In June 2004, at the age of 85, Nelson Mandela announced his formal retirement from all the offices and his public life. He returned back to his native village Qunu and adopted the lifestyle of his tribe as he was supposed to do long back. But as they say, “destiny never retaliates its plans with you”, so was his destiny that he transited to becoming the iconic personality of world peace. In 2005 after his son’s death due to AIDS, Mandela committed himself to the cause of fighting against the same. Later, on July 18,2007, Mandela assembled a group of world leaders, including Graca Machel, Desmond Tutu, Kofi Annan, Ela Bhatt, Gro Harlem Brundtland, Jimmy Carter, Li Zhaoxing, Mary Robinson and Muhammad Yunus and formed a group called “The Elders“. This assemblage was committed to working publicly and privately to find solutions to problems around the globe.

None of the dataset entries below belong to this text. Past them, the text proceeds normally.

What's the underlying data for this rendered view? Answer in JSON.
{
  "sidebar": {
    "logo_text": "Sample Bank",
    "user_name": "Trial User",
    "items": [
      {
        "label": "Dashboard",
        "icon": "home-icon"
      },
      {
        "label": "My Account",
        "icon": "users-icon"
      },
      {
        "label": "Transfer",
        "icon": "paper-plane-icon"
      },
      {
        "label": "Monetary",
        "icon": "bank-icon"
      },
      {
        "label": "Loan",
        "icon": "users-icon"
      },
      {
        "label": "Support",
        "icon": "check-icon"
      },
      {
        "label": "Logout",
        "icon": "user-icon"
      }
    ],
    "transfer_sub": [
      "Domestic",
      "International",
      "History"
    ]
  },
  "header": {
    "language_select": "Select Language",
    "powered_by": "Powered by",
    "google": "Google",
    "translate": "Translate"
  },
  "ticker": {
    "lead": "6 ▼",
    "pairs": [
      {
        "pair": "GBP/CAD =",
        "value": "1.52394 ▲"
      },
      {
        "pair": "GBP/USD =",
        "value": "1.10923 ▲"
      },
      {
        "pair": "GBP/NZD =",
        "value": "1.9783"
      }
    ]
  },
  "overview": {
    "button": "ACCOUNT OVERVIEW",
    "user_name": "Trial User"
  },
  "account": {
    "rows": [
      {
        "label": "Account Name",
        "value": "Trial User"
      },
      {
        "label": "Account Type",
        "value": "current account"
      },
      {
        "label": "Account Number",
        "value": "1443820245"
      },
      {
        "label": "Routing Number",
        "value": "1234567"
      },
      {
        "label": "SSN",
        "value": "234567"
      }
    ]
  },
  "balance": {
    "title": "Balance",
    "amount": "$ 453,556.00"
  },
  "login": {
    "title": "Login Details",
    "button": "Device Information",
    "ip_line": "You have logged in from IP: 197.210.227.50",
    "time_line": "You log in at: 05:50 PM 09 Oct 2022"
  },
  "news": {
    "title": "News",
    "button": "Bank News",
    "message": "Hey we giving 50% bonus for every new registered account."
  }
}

Since its initiation, the group has made an impact in Asia, the Middle East and Africa, promoting peace and women’s equality, demanding an end to atrocities, and supporting initiatives to address humanitarian crisis and promote democracy.
Mandela made his last public appearance in the 2010 Cricket World Cup in South Africa. He also met the American first lady on her trip to South Africa in 2011. At the age of 94, in 2012, the peace maker was said to be having a recurrent problem of infectious lungs for which he was hospitalized in early December 2012. He is now retired, but not without leaving something to ponder; according to a statement on his website
“Mr. Mandela gave 67 years of his life fighting for the rights of humanity. All we are asking is that everyone gives 67 minutes of their time, whether it’s supporting your chosen charity or serving your local community.“
Although his struggle as a black born continued for a greater part of his life, Nelson Mandela never judged or discriminated any white organization or individual. He never compromised his devotion to democracy, equality and learning. Despite terrible provocation, he never became a racist. Even in the matters concerning the protection of his life, he trusted whites with complete faith and sincerity. His life has been an inspiration not only to the people in South Africa but throughout the world. Knowing him makes you realize that no darkness is too dark to succumb your faith and courage to. There will always be a ray of hope; you just need to strive long enough to find it glowing.